2855

Views

U.S. Navy Details Shipboard Testing Plans for Railgun

alt
U.S. Navy railgun test, 2008 (file image)

By The Maritime Executive 2019-05-30 22:03:21

The U.S. Navy is planning to test its new electromagnetic railgun aboard a ship for the first time, according to a voluminous 950-page environmental impact statement (EIS) covering its upcoming activities in the U.S. Pacific Northwest. 

Among hundreds of other activities described in the document, the Navy intends to conduct at-sea testing for the railgun, which uses electromagnetic energy to operate. Its (minimal) environmental impact is detailed in the assessment, which also provides new details about the weapons' functioning:

"The kinetic energy weapon (commonly referred to as the rail gun) will be tested aboard surface vessels, firing explosive and non-explosive projectiles at air- or sea-based targets. The system uses stored electrical energy to accelerate the projectiles, which are fired at supersonic speeds over great distances. The system charges for two minutes and fires in less than one second; therefore, the release of any electromagnetic energy would occur over a very short period. Also, the system is shielded so as not to affect shipboard controls and systems. The amount of electromagnetic energy released from this system is low and contained on the surface vessel."

The U.S. Navy's railgun has been in development for years, but the program's manager said in late 2018 that the engineering for the first field demonstrator is nearly complete. A maintainable, usable railgun would be a desirable weapon: it would allow a warship to launch a projectile with tremendous force, long range and relatively low unit cost. In theory, the railgun could be deployed against surface targets, aircraft and even high-speed missiles. 

The railgun uses a powerful pulse of electromagnetic energy to accelerate a projectile, and that power has to be generated on board. The Navy's new Zumwalt-class destroyers were designed to support the railgun system's power requirements if needed, using a complex integrated power system to divert energy from the main engines to power weapons systems.

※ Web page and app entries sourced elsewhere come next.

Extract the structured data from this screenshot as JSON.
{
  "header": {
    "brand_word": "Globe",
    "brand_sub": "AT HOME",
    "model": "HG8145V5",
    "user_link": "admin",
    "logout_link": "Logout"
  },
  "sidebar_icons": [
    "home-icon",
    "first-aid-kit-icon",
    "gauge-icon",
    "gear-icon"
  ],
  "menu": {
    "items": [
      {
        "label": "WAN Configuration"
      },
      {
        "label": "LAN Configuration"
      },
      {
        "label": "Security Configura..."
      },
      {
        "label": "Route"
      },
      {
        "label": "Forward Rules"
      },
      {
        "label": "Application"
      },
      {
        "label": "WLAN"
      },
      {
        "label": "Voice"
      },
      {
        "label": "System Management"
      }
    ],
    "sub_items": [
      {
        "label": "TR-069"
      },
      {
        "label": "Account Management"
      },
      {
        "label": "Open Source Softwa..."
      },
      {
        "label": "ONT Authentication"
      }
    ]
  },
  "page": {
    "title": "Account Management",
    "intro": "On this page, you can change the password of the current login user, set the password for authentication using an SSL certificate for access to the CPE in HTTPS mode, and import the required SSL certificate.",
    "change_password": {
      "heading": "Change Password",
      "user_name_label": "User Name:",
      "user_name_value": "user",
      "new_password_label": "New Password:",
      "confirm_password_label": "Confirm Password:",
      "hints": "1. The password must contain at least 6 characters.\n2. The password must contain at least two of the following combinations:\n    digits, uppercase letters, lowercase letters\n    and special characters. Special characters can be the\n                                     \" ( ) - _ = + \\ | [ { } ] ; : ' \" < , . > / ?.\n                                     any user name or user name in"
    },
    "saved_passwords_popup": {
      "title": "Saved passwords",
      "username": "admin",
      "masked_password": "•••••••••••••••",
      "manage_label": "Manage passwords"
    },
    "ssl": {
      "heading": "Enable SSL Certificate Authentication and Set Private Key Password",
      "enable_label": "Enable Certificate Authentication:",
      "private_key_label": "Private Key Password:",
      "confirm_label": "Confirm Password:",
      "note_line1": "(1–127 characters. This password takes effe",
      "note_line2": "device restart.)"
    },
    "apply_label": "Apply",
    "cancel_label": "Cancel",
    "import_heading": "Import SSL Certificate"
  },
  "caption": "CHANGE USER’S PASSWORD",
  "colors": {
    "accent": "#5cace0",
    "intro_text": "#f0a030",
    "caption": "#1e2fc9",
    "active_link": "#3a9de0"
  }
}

Other vessels would need modifications (or temporary on-board equipment installations) to provide the power needed for the device.